I talk to many companies in the digital forensics space, clients and prospects, who are considering blogging but are not sure how to go about doing it. Some have blogs, but only write entries once every few months. (Hint: this is not enough to drive traffic to your site.) Others’ blogs are little more than a series of press releases. (Hint: this is not enough to attract subscribers.)
Time is often cited as a factor for no or low blogging activity. Yes, blogging is time consuming. I also think that sometimes, would-be bloggers think they don’t have as much to contribute as, say, the members of the SANS community. And even if they do, worry that the competition will steal their hard-won intellectual property.
Blogging, however, has been shown to drive new sales. It can help build brand awareness for new companies, and give both customers and prospects an inside look at the thought leadership that drives the company’s product development or services. Depending on whether the support team jumps in, it can even be used to help resolve customer service issues, potentially driving down costs.
The in-site blog
The most common form of company blog. You’re reading one; the blog isn’t the site’s front page, but it is linked from the main menu, and the rest of the site is navigable from there. Good example: BlackBag’s new blog, which just began on January 1. (Interestingly, BlackBag has opened its blog up to anyone within the company — marketers, customer support, engineers — a move many companies hesitate to make for fear of losing control of their message.)
At first blush, iFrames are a professional-looking way to pull in blog content from off site (say, WordPress.com) and make it appear as if it is in-site. However, it doesn’t embed the content, and as a result, search engines won’t index an iFramed “Blog” page. If part of the reason you’re using your blog is to attract website visitors via search, iFrames won’t help.
Blogs-as-microsites are fairly common in the business-to-consumer space, often among businesses that want to generate community and conversation on some topic related to business. I blogged briefly for Family.com, a Disney microsite, and RaisingMaine, a site owned by MaineToday Media Inc.
Until AccessData debuted eDiscovery Insight, I hadn’t seen this in the digital forensics space. The blog is new. Technically it isn’t a microsite, because instead of drawing on a collective community, it relies on in-house subject matter experts (SMEs), including CEO Tim Leehealey. However, because it’s not a part of AccessData.com, it does maintain something of a microsite feel.

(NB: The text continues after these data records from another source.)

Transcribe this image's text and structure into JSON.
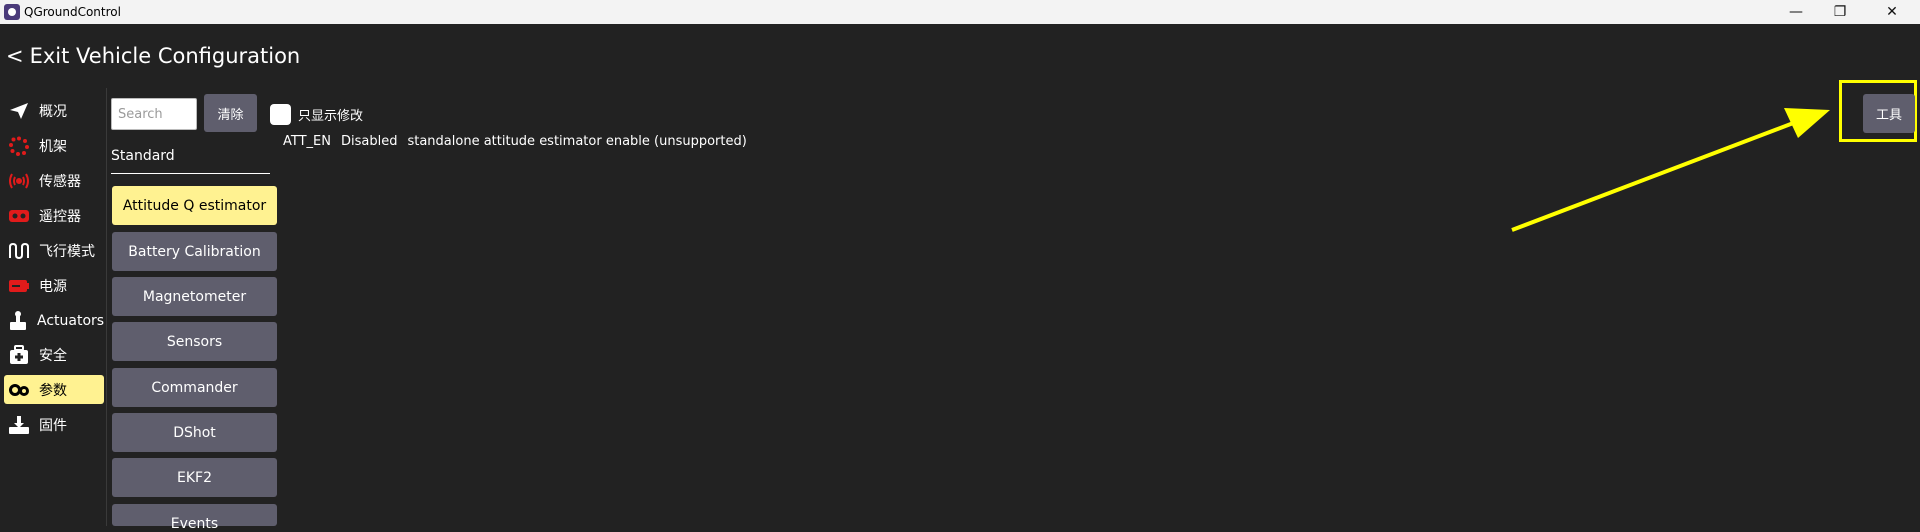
{
  "window": {
    "title": "QGroundControl",
    "minimize_glyph": "—",
    "restore_glyph": "❐",
    "close_glyph": "✕"
  },
  "header": {
    "back_glyph": "<",
    "title": "Exit Vehicle Configuration"
  },
  "nav": {
    "items": [
      {
        "label": "概况",
        "icon": "paper-plane-icon"
      },
      {
        "label": "机架",
        "icon": "airframe-icon"
      },
      {
        "label": "传感器",
        "icon": "radio-waves-icon"
      },
      {
        "label": "遥控器",
        "icon": "rc-controller-icon"
      },
      {
        "label": "飞行模式",
        "icon": "flight-modes-icon"
      },
      {
        "label": "电源",
        "icon": "battery-icon"
      },
      {
        "label": "Actuators",
        "icon": "actuator-icon"
      },
      {
        "label": "安全",
        "icon": "medkit-icon"
      },
      {
        "label": "参数",
        "icon": "gears-icon",
        "active": true
      },
      {
        "label": "固件",
        "icon": "firmware-icon"
      }
    ]
  },
  "params": {
    "search_placeholder": "Search",
    "clear_label": "清除",
    "category": "Standard",
    "groups": [
      "Attitude Q estimator",
      "Battery Calibration",
      "Magnetometer",
      "Sensors",
      "Commander",
      "DShot",
      "EKF2",
      "Events"
    ],
    "active_group": "Attitude Q estimator",
    "show_modified_label": "只显示修改",
    "rows": [
      {
        "name": "ATT_EN",
        "value": "Disabled",
        "description": "standalone attitude estimator enable (unsupported)"
      }
    ]
  },
  "tools": {
    "label": "工具"
  },
  "colors": {
    "background": "#222222",
    "button": "#5f5e6d",
    "active": "#fff291",
    "annotation": "#ffff00"
  }
}
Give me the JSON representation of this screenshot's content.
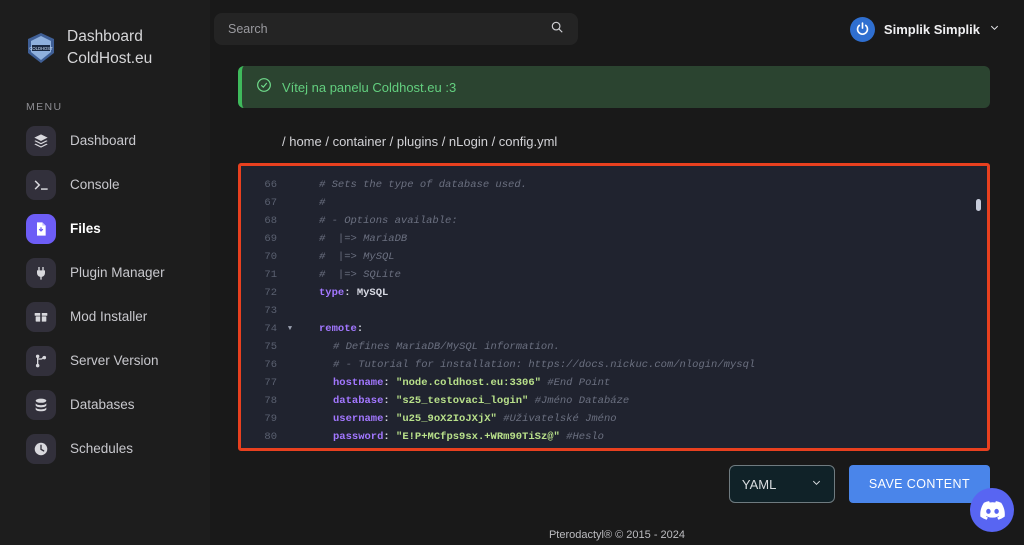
{
  "sidebar": {
    "brand": {
      "line1": "Dashboard",
      "line2": "ColdHost.eu",
      "logo_alt": "coldhost-logo"
    },
    "menu_label": "MENU",
    "items": [
      {
        "label": "Dashboard",
        "icon": "layers-icon",
        "active": false
      },
      {
        "label": "Console",
        "icon": "terminal-icon",
        "active": false
      },
      {
        "label": "Files",
        "icon": "file-icon",
        "active": true
      },
      {
        "label": "Plugin Manager",
        "icon": "plug-icon",
        "active": false
      },
      {
        "label": "Mod Installer",
        "icon": "box-icon",
        "active": false
      },
      {
        "label": "Server Version",
        "icon": "git-branch-icon",
        "active": false
      },
      {
        "label": "Databases",
        "icon": "database-icon",
        "active": false
      },
      {
        "label": "Schedules",
        "icon": "clock-icon",
        "active": false
      }
    ]
  },
  "topbar": {
    "search": {
      "placeholder": "Search",
      "value": "",
      "icon": "search-icon"
    },
    "user": {
      "name": "Simplik Simplik",
      "avatar_alt": "user-avatar",
      "chevron": "chevron-down-icon"
    }
  },
  "alert": {
    "icon": "check-circle-icon",
    "text": "Vítej na panelu Coldhost.eu :3",
    "accent_color": "#3fba5c",
    "background_color": "#2b4430"
  },
  "breadcrumb": {
    "path": "/ home / container / plugins / nLogin / config.yml"
  },
  "editor": {
    "border_color": "#e8401f",
    "background_color": "#20232f",
    "lines": [
      {
        "num": "66",
        "fold": "",
        "indent": 2,
        "tokens": [
          {
            "t": "cmt",
            "v": "# Sets the type of database used."
          }
        ]
      },
      {
        "num": "67",
        "fold": "",
        "indent": 2,
        "tokens": [
          {
            "t": "cmt",
            "v": "#"
          }
        ]
      },
      {
        "num": "68",
        "fold": "",
        "indent": 2,
        "tokens": [
          {
            "t": "cmt",
            "v": "# - Options available:"
          }
        ]
      },
      {
        "num": "69",
        "fold": "",
        "indent": 2,
        "tokens": [
          {
            "t": "cmt",
            "v": "#  |=> MariaDB"
          }
        ]
      },
      {
        "num": "70",
        "fold": "",
        "indent": 2,
        "tokens": [
          {
            "t": "cmt",
            "v": "#  |=> MySQL"
          }
        ]
      },
      {
        "num": "71",
        "fold": "",
        "indent": 2,
        "tokens": [
          {
            "t": "cmt",
            "v": "#  |=> SQLite"
          }
        ]
      },
      {
        "num": "72",
        "fold": "",
        "indent": 2,
        "tokens": [
          {
            "t": "key",
            "v": "type"
          },
          {
            "t": "plain",
            "v": ": MySQL"
          }
        ]
      },
      {
        "num": "73",
        "fold": "",
        "indent": 2,
        "tokens": [
          {
            "t": "plain",
            "v": ""
          }
        ]
      },
      {
        "num": "74",
        "fold": "▼",
        "indent": 2,
        "tokens": [
          {
            "t": "key",
            "v": "remote"
          },
          {
            "t": "plain",
            "v": ":"
          }
        ]
      },
      {
        "num": "75",
        "fold": "",
        "indent": 4,
        "tokens": [
          {
            "t": "cmt",
            "v": "# Defines MariaDB/MySQL information."
          }
        ]
      },
      {
        "num": "76",
        "fold": "",
        "indent": 4,
        "tokens": [
          {
            "t": "cmt",
            "v": "# - Tutorial for installation: https://docs.nickuc.com/nlogin/mysql"
          }
        ]
      },
      {
        "num": "77",
        "fold": "",
        "indent": 4,
        "tokens": [
          {
            "t": "key",
            "v": "hostname"
          },
          {
            "t": "plain",
            "v": ": "
          },
          {
            "t": "str",
            "v": "\"node.coldhost.eu:3306\""
          },
          {
            "t": "cmt",
            "v": " #End Point"
          }
        ]
      },
      {
        "num": "78",
        "fold": "",
        "indent": 4,
        "tokens": [
          {
            "t": "key",
            "v": "database"
          },
          {
            "t": "plain",
            "v": ": "
          },
          {
            "t": "str",
            "v": "\"s25_testovaci_login\""
          },
          {
            "t": "cmt",
            "v": " #Jméno Databáze"
          }
        ]
      },
      {
        "num": "79",
        "fold": "",
        "indent": 4,
        "tokens": [
          {
            "t": "key",
            "v": "username"
          },
          {
            "t": "plain",
            "v": ": "
          },
          {
            "t": "str",
            "v": "\"u25_9oX2IoJXjX\""
          },
          {
            "t": "cmt",
            "v": " #Uživatelské Jméno"
          }
        ]
      },
      {
        "num": "80",
        "fold": "",
        "indent": 4,
        "tokens": [
          {
            "t": "key",
            "v": "password"
          },
          {
            "t": "plain",
            "v": ": "
          },
          {
            "t": "str",
            "v": "\"E!P+MCfps9sx.+WRm90TiSz@\""
          },
          {
            "t": "cmt",
            "v": " #Heslo"
          }
        ]
      }
    ]
  },
  "bottombar": {
    "language": {
      "value": "YAML",
      "chevron": "chevron-down-icon"
    },
    "save_label": "SAVE CONTENT",
    "save_color": "#4a85ea"
  },
  "footer": {
    "text": "Pterodactyl® © 2015 - 2024"
  },
  "discord": {
    "icon": "discord-icon",
    "color": "#5865f2"
  }
}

Following last year’s merger with CT Summation, AD’s microsite is a good way to keep customers’ focus solidly on e-discovery issues. In the coming months it will be interesting to see whether they blend it with more of their own branding, or reach out more to the e-discovery community at large. Depending on their goals, either one would work.
The individual representative
The sole proprietor or small-business engineer who wants to differentiate their own thoughts from their brand may choose to keep a personal-professional blog on a site like WordPress.com or Blogger. This may be similar to the many professional blogs, such as Harlan Carvey’s WindowsIR or Eric Huber’s A Fistful of Dongles; but it can help market a company as well.
Good example: Think Different, the blog of Commander Kristen Ziman of the Aurora (Ill.) Police Department. Hosted by Google’s Blogger, the blog isn’t APD’s official positioning — but it doesn’t disassociate Cmdr. Ziman from her department or her role in it. Instead, allowing her to be up front about who she is, what she does, and what she thinks about it helps bolster APD’s position as a professional law enforcement agency.
Both microsite and individual representative blogs can be good ways to “test” a blog before it goes official; even iFrames have a transitional place. If you see an uptick in page views after installing an iFrame, that’s a good time to consider bringing the separate blog under your company’s own identity.
In general, company blogs should:
- Include links to other content within the site, whether downloadable information or products. This helps with search engine ranking.
- Be written by in-house representatives, rather than outsourced. (I do help clients write blogs, but it’s a back and forth editorial process to allow for as much of their thinking as possible.)
- Never be ghostwritten. It is dishonest for a company leader to allow a professional blogger or PR person to misrepresent themselves.
- Have a comment policy. Don’t stifle criticism, but do block abusive or troll-ish comments. Be prepared to respond immediately if need be.
- Have a schedule. Sporadic and unpredictable posts happen, but they don’t look all that great. Commit to blogging as you would to an in-person event at which you’re speaking on similar topics. (Yes, I’m still working on this one.)
Do you have a company blog? What does it look like?
Image: Oriol M.J. via Flickr